For the first time in many years, I bought a new (to me) car. I had no choice, really. The old one was a death trap. There was no heat, no defrost, and no air conditioning. When it rained, the dash would fill with water and the electrical stuff would flicker on and off and the water would pour out onto the floor when I drove up hill. The wheels also wobbled. And then the windshield wipers stopped working (in rainy Seattle, that’s really, REALLY bad news), and the cost of repair would have been more than the blue book value of the car.
As a general rule, I hate the car buying experience. I feel like I have “sucker” tattooed on my forehead, and they see me coming from miles away. I don’t know much about cars, to be honest, so I always have to rely on second opinions. But it leaves a sour taste in my mouth. Why can’t you just deal with me honestly in the first place?
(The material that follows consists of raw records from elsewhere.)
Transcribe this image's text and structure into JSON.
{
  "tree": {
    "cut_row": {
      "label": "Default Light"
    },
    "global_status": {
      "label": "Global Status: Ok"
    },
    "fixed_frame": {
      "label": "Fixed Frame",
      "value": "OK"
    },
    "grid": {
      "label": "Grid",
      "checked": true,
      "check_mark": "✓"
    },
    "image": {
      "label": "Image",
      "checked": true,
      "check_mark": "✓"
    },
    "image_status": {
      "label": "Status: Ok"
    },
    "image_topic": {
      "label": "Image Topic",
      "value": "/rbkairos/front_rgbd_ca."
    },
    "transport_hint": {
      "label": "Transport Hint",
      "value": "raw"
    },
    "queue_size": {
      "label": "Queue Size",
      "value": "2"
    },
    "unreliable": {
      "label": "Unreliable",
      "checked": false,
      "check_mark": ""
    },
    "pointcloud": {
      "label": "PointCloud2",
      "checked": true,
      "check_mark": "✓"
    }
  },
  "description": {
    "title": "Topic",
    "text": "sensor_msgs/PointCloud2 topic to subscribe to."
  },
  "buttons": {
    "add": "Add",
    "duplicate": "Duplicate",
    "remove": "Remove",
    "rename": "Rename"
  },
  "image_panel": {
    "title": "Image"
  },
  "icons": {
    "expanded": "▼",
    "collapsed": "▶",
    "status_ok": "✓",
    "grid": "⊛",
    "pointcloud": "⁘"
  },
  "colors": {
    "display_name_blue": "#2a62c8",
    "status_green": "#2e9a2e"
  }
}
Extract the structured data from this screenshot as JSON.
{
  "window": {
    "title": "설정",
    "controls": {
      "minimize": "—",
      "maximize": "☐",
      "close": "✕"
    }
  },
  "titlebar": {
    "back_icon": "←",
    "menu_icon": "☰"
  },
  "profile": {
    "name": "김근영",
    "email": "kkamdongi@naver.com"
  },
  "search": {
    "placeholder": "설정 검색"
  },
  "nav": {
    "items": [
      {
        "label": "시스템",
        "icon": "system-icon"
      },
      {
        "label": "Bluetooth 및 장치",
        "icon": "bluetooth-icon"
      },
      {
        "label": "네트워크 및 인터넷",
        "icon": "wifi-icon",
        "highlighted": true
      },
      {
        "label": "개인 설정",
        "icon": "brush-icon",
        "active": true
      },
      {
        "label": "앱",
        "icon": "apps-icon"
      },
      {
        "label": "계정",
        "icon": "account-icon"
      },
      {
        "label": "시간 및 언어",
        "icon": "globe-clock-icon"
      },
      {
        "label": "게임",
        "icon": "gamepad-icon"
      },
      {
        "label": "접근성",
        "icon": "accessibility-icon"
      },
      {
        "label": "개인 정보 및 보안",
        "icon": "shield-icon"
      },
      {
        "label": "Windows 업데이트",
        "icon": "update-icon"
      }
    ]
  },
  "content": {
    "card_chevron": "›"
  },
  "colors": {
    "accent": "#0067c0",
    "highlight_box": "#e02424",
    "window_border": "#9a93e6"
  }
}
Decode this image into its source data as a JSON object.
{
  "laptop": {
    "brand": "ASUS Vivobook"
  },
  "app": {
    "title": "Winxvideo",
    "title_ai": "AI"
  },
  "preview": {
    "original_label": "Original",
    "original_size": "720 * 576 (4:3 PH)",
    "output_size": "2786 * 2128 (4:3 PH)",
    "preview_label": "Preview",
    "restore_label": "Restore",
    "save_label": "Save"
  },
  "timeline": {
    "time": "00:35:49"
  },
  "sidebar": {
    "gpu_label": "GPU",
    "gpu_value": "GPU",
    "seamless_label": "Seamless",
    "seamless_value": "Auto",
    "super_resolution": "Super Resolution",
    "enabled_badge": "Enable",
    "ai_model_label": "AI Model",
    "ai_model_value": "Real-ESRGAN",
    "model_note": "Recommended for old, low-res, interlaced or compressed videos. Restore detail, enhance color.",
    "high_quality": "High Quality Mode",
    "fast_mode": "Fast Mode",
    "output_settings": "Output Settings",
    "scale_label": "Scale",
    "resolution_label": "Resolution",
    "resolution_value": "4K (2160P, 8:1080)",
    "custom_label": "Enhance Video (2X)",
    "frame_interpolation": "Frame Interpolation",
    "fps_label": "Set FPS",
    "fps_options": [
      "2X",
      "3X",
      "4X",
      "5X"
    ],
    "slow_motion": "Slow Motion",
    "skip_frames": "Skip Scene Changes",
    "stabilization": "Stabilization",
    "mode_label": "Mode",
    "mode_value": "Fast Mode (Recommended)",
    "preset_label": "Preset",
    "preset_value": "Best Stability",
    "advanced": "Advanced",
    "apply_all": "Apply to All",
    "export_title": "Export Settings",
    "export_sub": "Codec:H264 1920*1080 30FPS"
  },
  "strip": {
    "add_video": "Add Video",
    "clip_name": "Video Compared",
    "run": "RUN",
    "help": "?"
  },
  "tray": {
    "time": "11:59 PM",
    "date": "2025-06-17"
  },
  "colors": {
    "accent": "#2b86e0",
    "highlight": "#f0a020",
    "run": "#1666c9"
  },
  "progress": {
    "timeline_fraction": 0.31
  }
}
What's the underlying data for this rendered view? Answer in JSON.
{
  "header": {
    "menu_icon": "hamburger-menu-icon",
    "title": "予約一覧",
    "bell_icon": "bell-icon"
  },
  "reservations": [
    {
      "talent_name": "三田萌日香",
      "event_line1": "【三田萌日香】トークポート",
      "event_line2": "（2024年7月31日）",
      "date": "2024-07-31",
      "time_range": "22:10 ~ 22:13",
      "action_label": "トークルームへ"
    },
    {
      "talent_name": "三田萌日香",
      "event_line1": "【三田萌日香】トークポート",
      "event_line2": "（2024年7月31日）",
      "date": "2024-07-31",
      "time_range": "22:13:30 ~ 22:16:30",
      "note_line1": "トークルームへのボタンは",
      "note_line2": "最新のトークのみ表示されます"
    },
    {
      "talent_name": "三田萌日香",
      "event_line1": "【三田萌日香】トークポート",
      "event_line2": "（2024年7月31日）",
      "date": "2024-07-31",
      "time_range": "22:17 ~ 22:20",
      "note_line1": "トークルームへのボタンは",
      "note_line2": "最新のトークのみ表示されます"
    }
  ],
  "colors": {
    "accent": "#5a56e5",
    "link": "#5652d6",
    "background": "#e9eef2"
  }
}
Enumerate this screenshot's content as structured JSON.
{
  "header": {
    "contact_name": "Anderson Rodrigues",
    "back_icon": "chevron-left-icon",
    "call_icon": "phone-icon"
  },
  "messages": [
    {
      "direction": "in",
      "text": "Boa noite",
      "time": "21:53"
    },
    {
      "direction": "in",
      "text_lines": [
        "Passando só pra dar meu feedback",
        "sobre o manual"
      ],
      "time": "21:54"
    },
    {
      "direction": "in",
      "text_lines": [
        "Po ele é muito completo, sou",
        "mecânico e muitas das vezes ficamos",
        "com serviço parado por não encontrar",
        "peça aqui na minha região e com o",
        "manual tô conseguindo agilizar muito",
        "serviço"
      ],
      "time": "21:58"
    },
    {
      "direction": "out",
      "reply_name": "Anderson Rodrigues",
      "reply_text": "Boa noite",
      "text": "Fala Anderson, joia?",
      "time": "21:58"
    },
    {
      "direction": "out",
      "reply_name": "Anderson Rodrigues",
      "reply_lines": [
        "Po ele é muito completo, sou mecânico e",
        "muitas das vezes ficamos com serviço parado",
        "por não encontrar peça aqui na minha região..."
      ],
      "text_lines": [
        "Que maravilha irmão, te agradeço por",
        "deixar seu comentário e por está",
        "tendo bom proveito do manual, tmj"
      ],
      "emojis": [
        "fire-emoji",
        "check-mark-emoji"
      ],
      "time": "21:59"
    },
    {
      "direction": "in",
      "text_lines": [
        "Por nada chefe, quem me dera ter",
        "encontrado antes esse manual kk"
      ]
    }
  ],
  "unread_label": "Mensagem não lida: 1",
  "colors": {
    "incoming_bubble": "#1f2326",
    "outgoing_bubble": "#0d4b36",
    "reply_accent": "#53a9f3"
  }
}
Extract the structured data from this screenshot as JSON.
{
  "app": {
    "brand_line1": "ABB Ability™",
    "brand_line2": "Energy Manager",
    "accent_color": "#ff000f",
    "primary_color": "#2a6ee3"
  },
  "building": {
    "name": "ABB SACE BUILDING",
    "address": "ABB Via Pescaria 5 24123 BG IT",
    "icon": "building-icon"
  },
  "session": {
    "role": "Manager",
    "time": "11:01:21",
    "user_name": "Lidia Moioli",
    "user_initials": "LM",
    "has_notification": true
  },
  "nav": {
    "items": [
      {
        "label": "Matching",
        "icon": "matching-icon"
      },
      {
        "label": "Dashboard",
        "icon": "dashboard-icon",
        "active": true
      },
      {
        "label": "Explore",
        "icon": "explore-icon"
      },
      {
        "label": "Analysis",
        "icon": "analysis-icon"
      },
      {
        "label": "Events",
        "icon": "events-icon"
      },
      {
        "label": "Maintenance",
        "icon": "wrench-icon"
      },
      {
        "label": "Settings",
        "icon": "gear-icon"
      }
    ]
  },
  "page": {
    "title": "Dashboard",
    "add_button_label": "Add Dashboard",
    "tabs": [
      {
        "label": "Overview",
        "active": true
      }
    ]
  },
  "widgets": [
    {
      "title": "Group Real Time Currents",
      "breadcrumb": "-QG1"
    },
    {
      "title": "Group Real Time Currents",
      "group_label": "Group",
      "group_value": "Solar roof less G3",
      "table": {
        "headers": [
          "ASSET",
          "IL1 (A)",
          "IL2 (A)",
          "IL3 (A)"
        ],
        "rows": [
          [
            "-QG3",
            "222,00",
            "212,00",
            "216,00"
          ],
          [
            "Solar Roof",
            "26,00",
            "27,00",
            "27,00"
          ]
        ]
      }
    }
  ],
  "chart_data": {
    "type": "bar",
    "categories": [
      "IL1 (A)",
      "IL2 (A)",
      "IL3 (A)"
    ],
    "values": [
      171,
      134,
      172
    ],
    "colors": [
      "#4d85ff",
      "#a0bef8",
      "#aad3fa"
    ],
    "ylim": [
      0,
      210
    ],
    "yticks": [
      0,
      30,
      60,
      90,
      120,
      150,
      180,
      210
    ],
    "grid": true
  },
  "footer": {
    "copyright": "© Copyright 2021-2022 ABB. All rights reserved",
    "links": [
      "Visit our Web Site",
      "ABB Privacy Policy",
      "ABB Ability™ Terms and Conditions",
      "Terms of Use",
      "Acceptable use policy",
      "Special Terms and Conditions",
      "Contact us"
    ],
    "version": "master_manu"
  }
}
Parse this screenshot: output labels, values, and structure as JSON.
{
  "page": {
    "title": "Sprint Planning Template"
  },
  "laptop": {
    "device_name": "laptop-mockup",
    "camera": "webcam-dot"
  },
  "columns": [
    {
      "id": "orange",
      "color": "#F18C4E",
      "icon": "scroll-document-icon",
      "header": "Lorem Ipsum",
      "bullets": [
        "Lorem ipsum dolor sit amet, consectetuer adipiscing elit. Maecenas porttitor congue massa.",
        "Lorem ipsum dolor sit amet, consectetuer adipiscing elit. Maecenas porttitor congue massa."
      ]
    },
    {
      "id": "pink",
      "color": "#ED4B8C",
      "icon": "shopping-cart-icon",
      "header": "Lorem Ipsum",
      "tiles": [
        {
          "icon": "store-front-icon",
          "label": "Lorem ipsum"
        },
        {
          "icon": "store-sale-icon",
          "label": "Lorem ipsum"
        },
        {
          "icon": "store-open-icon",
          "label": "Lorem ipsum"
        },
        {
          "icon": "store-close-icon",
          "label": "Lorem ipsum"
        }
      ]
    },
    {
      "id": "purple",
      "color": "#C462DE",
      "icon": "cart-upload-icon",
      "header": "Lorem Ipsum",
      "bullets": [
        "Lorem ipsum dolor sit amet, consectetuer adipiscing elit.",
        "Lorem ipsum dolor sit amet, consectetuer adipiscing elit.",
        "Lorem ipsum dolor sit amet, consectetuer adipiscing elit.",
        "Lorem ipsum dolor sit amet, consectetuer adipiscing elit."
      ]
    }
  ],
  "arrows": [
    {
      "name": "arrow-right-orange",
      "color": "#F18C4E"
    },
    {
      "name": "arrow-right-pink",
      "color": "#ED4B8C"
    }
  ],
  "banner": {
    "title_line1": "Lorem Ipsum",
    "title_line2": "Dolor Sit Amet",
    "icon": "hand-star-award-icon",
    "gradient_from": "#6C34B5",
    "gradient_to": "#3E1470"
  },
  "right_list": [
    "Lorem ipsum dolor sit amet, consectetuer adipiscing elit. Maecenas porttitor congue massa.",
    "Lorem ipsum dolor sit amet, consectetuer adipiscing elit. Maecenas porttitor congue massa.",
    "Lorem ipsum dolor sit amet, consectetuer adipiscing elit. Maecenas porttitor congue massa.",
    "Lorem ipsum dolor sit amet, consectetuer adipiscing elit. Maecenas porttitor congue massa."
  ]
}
Fortunately, a friend of mine recommended that I contact Keith Dinsmore at Auto Connections of Bellevue, Washington. I told him what type of car I was looking for, and he found me a great one within the week. And it cost less than the money I had set aside for it, too, which was excellent.
This was one of those “inherited trust” situations. I trust my friend implicitly, so anyone she trusts, I trust, too. And it worked out really well. Also, if you look at their staff page, you’ll see Rusty, their official greeter. He’s a dog that wanders the premises, making you feel right at home. I’ve always felt that dog people are inherently more honest, so his opinion matters a great deal to me as well.
Don’t get me wrong. I still got that second opinion. I know another guy who is as rare as hen’s teeth: an honest mechanic. Gerard Ascherl, of Gerard’s Auto Repair, in Shoreline, Washington. (206) 931-1457. He inspected this car for me from head to toe, and I didn’t sign off on the deal until it got his seal of approval. (There’s a dog connection here, too. He rescued mine when he ran away. That’s how we met. I think my dog still wishes he was there. I try not to take it personally.)
Don’t let appearances fool you. Gerard’s shop is behind his house, and invisible from the street. Normally this type of business is not allowed in a residential neighborhood, but his got legally grandfathered in because he was there long before the city of Shoreline was. Rest assured he has all the equipment he needs to do a great job on your car.
If you do any business with either of these fine gentlemen, please tell ‘em Barb sent you!